Eva Joly, a Norwegian-born French magistrate known for hounding corrupt businessmen and politicians, will likely stand as a presidential candidate for France’s Greens in the 2012 election.
She is the bane of corrupt businessmen and politicians, and received death threats while working as an investigating judge in France.
Now Norwegian-born Eva Jolie has turned her hand to politics - and looks set to stand as a presidential candidate for the French Green Party (Europe Ecologie) in the 2012 elections.
“If the party chooses me, then so be it,” said the 66-year-old MEP, who has been in politics for barely two years.
Some in the party, including senior members, initially doubted her aptitude for leadership. Most have come round.
French senator and Green Party member Dominique Voynet told France’s left-leaning Le Monde newspaper that Joly had taken to politics like a duck to water.
“She’s a quick learner,” she said. “She absorbs everything and she has taken the green movement as her new identity.”
Crusade against corruption
Not always so – Eva Joly is best known in France for her personal crusade against corruption to which she has dedicated 30 years of her working life, both as a judge in financial cases on the Paris bench and also as a corruption trouble-shooter in her native Norway.
The upper echelons of politics and finance have vivid and often painful memories of her – Eva Joly is known for her absolute fearlessness in the face of power.
She made her name in big corruption scandals in the early 90s, including the prosecution of infamous businessman and then government minister Bernard Tapie.
In 1993 a case landed on her desk that was to cement her reputation.
At first glance the dossier concerned a textiles company with suspect financing. However, Joly began to uncover a vast network of corruption and money laundering that pointed to French petroleum giant Elf as well as a number of senior political and business figures.
The case resulted in a swath of criminal convictions, including Elf’s top two executives Loïk Le Floch-Prigent end Alfred Sirven, and led to the resignation of Roland Dumas, president of France’s Constitutional Court.
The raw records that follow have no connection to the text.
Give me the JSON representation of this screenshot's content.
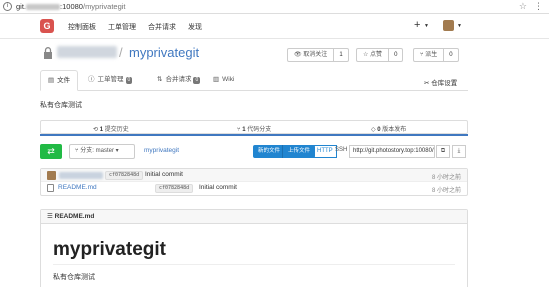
{
  "browser": {
    "url_prefix": "git.",
    "url_port": ":10080",
    "url_path": "/",
    "url_repo": "myprivategit",
    "info_icon": "info-icon",
    "star_icon": "star-icon",
    "menu_icon": "menu-icon"
  },
  "topnav": {
    "links": [
      "控制面板",
      "工单管理",
      "合并请求",
      "发现"
    ],
    "plus": "+",
    "logo_glyph": "G"
  },
  "repo": {
    "sep": "/",
    "name": "myprivategit",
    "description": "私有仓库测试",
    "watch": {
      "label": "取消关注",
      "count": "1"
    },
    "star": {
      "label": "点赞",
      "count": "0"
    },
    "fork": {
      "label": "派生",
      "count": "0"
    }
  },
  "tabs": [
    {
      "label": "文件",
      "badge": ""
    },
    {
      "label": "工单管理",
      "badge": "0"
    },
    {
      "label": "合并请求",
      "badge": "0"
    },
    {
      "label": "Wiki",
      "badge": ""
    }
  ],
  "settings_label": "仓库设置",
  "stats": [
    {
      "count": "1",
      "label": "提交历史"
    },
    {
      "count": "1",
      "label": "代码分支"
    },
    {
      "count": "0",
      "label": "版本发布"
    }
  ],
  "toolbar": {
    "branch_prefix": "分支:",
    "branch": "master",
    "repo_link": "myprivategit",
    "new_file": "新的文件",
    "upload_file": "上传文件",
    "http": "HTTP",
    "ssh": "SSH",
    "clone_url": "http://git.photostory.top:10080/"
  },
  "latest_commit": {
    "sha": "cf0782848d",
    "message": "Initial commit",
    "time": "8 小时之前"
  },
  "files": [
    {
      "name": "README.md",
      "sha": "cf0782848d",
      "message": "Initial commit",
      "time": "8 小时之前"
    }
  ],
  "readme": {
    "header": "README.md",
    "title": "myprivategit",
    "body": "私有仓库测试"
  },
  "colors": {
    "link": "#4078c0",
    "green": "#21ba45",
    "blue": "#2185d0",
    "logo": "#d9534f"
  }
}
In her eight years handling the Elf case, Joly came under harsh criticism, including relying too much on her contacts in the media at the expense of the integrity of the legal system and levelling unfair accusations against innocent people.
The threats got increasingly menacing – one day she found pinned to her office door a list of assassinated judges with their names crossed out. Her name was at the bottom of the list, implying that she was next. Later, her car was sabotaged.
The message was clear – one does not attack the powerful with impunity. But Joly, despite having to have personal bodyguards, not only survived the threats but came through with a reputation for honesty and incorruptibility.
Off to Norway
Exhausted, Joly resigned from the bench in 2002 – where she had earned the nickname “Eva the Diva” – and left for her native Norway, where she became a government advisor on international corruption.
Her work for the Norwegian government took her across the globe. In seven years her name was barely mentioned in France, surfacing only in 2003, when she published, with Italian anti-corruption judge Antonio Di Pietro, the “Paris Declaration”, denouncing "the devastating impact of high-level corruption and the levels of impunity that facilitate it" and calling for "national and international measures to combat it".
At the same time Joly, under the auspices of the Norwegian government, created “Network”, a private grouping of senior judges and investigators involved in the fight against corruption which gives advice and assistance to a number of developing countries.
The political fray
She returned to France in 2008, convinced that only by entering politics could she continue the fight against corruption.
“I was a magistrate for 20 years, a diplomat for Norway for seven more and I have learned a lot,” Joly said in Febrary 2010 in a FRANCE 24 interview on the eve of local elections in France.
“I am going into politics because I recognise the limitations of voluntary action … I have a strong desire to improve relations between the developed and developing world. I want to change power structures within society. I am desperate to see a more just and more united society.”
In 2008 Joly joined Europe Ecologie, a grouping of France’s various Green movements and the following year was elected to represent the Paris area at the European Parliament.
Since her election she has criticised the French government continuously, demanding Labour Minister Eric Woerth’s resignation as soon as the scandal involving L’Oréal heiress Liliane Bettencourt exploded, and accusing the government of “State Racism” over its recent anti-immigration policies.